■ **Task instructions**
Word for word, retype every line of the data.

■ **Dataset records**
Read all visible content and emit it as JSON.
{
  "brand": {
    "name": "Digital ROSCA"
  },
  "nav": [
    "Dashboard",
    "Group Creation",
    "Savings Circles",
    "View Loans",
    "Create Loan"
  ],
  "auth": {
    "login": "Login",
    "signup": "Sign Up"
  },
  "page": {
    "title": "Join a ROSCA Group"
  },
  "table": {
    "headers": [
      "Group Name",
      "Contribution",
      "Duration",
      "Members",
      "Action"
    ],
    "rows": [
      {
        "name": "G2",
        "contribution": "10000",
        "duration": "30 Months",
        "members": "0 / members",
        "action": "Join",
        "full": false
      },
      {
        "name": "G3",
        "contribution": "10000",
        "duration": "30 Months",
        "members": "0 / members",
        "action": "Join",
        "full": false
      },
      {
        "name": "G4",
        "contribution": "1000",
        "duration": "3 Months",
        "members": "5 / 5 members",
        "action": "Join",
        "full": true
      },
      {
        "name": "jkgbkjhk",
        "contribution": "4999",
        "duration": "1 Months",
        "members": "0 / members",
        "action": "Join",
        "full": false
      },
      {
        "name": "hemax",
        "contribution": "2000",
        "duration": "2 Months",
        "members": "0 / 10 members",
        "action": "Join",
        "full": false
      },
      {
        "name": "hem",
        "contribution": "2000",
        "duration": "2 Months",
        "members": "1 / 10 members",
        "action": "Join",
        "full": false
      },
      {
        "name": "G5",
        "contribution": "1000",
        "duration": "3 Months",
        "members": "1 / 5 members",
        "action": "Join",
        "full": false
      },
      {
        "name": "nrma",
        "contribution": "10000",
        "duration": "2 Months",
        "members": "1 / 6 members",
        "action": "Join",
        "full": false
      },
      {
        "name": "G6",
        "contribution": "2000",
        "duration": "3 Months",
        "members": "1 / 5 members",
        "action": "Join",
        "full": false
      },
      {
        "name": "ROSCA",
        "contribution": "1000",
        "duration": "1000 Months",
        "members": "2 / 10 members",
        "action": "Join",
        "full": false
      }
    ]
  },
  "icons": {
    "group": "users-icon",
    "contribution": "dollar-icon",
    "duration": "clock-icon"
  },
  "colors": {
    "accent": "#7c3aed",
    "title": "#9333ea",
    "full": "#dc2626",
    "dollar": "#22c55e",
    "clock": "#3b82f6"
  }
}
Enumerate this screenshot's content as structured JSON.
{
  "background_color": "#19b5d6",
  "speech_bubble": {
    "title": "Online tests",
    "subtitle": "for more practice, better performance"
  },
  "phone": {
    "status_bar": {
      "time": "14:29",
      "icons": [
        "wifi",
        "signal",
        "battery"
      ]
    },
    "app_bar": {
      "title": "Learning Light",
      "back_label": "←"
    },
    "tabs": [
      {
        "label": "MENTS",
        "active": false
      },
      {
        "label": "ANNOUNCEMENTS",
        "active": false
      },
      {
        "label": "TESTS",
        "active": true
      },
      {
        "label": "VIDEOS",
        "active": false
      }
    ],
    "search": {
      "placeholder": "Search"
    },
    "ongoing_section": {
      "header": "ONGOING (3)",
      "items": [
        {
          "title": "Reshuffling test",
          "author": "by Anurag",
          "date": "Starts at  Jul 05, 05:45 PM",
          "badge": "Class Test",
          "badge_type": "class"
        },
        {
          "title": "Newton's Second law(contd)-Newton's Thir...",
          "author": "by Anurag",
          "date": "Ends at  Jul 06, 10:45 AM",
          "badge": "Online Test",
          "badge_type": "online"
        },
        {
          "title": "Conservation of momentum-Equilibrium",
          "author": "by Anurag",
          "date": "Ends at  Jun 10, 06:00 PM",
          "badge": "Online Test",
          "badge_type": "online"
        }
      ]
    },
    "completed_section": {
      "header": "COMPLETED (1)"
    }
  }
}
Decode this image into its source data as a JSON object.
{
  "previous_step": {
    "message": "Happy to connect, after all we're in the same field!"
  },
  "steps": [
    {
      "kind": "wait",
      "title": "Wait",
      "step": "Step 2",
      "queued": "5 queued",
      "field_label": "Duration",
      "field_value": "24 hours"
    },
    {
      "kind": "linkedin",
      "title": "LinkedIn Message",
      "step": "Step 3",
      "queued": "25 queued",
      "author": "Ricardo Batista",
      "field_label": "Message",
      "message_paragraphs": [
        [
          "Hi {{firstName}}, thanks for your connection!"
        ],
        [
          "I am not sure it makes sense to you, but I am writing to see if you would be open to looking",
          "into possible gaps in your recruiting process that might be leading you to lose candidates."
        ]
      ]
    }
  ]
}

■ **Result for this exercise**
Read all visible content and emit it as JSON.
{
  "brand": {
    "name": "Digital ROSCA"
  },
  "nav": [
    "Dashboard",
    "Group Creation",
    "Savings Circles",
    "View Loans",
    "Create Loan"
  ],
  "auth": {
    "login": "Login",
    "signup": "Sign Up"
  },
  "page": {
    "title": "Join a ROSCA Group"
  },
  "table": {
    "headers": [
      "Group Name",
      "Contribution",
      "Duration",
      "Members",
      "Action"
    ],
    "rows": [
      {
        "name": "G2",
        "contribution": "10000",
        "duration": "30 Months",
        "members": "0 / members",
        "action": "Join",
        "full": false
      },
      {
        "name": "G3",
        "contribution": "10000",
        "duration": "30 Months",
        "members": "0 / members",
        "action": "Join",
        "full": false
      },
      {
        "name": "G4",
        "contribution": "1000",
        "duration": "3 Months",
        "members": "5 / 5 members",
        "action": "Join",
        "full": true
      },
      {
        "name": "jkgbkjhk",
        "contribution": "4999",
        "duration": "1 Months",
        "members": "0 / members",
        "action": "Join",
        "full": false
      },
      {
        "name": "hemax",
        "contribution": "2000",
        "duration": "2 Months",
        "members": "0 / 10 members",
        "action": "Join",
        "full": false
      },
      {
        "name": "hem",
        "contribution": "2000",
        "duration": "2 Months",
        "members": "1 / 10 members",
        "action": "Join",
        "full": false
      },
      {
        "name": "G5",
        "contribution": "1000",
        "duration": "3 Months",
        "members": "1 / 5 members",
        "action": "Join",
        "full": false
      },
      {
        "name": "nrma",
        "contribution": "10000",
        "duration": "2 Months",
        "members": "1 / 6 members",
        "action": "Join",
        "full": false
      },
      {
        "name": "G6",
        "contribution": "2000",
        "duration": "3 Months",
        "members": "1 / 5 members",
        "action": "Join",
        "full": false
      },
      {
        "name": "ROSCA",
        "contribution": "1000",
        "duration": "1000 Months",
        "members": "2 / 10 members",
        "action": "Join",
        "full": false
      }
    ]
  },
  "icons": {
    "group": "users-icon",
    "contribution": "dollar-icon",
    "duration": "clock-icon"
  },
  "colors": {
    "accent": "#7c3aed",
    "title": "#9333ea",
    "full": "#dc2626",
    "dollar": "#22c55e",
    "clock": "#3b82f6"
  }
}
Enumerate this screenshot's content as structured JSON.
{
  "background_color": "#19b5d6",
  "speech_bubble": {
    "title": "Online tests",
    "subtitle": "for more practice, better performance"
  },
  "phone": {
    "status_bar": {
      "time": "14:29",
      "icons": [
        "wifi",
        "signal",
        "battery"
      ]
    },
    "app_bar": {
      "title": "Learning Light",
      "back_label": "←"
    },
    "tabs": [
      {
        "label": "MENTS",
        "active": false
      },
      {
        "label": "ANNOUNCEMENTS",
        "active": false
      },
      {
        "label": "TESTS",
        "active": true
      },
      {
        "label": "VIDEOS",
        "active": false
      }
    ],
    "search": {
      "placeholder": "Search"
    },
    "ongoing_section": {
      "header": "ONGOING (3)",
      "items": [
        {
          "title": "Reshuffling test",
          "author": "by Anurag",
          "date": "Starts at  Jul 05, 05:45 PM",
          "badge": "Class Test",
          "badge_type": "class"
        },
        {
          "title": "Newton's Second law(contd)-Newton's Thir...",
          "author": "by Anurag",
          "date": "Ends at  Jul 06, 10:45 AM",
          "badge": "Online Test",
          "badge_type": "online"
        },
        {
          "title": "Conservation of momentum-Equilibrium",
          "author": "by Anurag",
          "date": "Ends at  Jun 10, 06:00 PM",
          "badge": "Online Test",
          "badge_type": "online"
        }
      ]
    },
    "completed_section": {
      "header": "COMPLETED (1)"
    }
  }
}
Decode this image into its source data as a JSON object.
{
  "previous_step": {
    "message": "Happy to connect, after all we're in the same field!"
  },
  "steps": [
    {
      "kind": "wait",
      "title": "Wait",
      "step": "Step 2",
      "queued": "5 queued",
      "field_label": "Duration",
      "field_value": "24 hours"
    },
    {
      "kind": "linkedin",
      "title": "LinkedIn Message",
      "step": "Step 3",
      "queued": "25 queued",
      "author": "Ricardo Batista",
      "field_label": "Message",
      "message_paragraphs": [
        [
          "Hi {{firstName}}, thanks for your connection!"
        ],
        [
          "I am not sure it makes sense to you, but I am writing to see if you would be open to looking",
          "into possible gaps in your recruiting process that might be leading you to lose candidates."
        ]
      ]
    }
  ]
}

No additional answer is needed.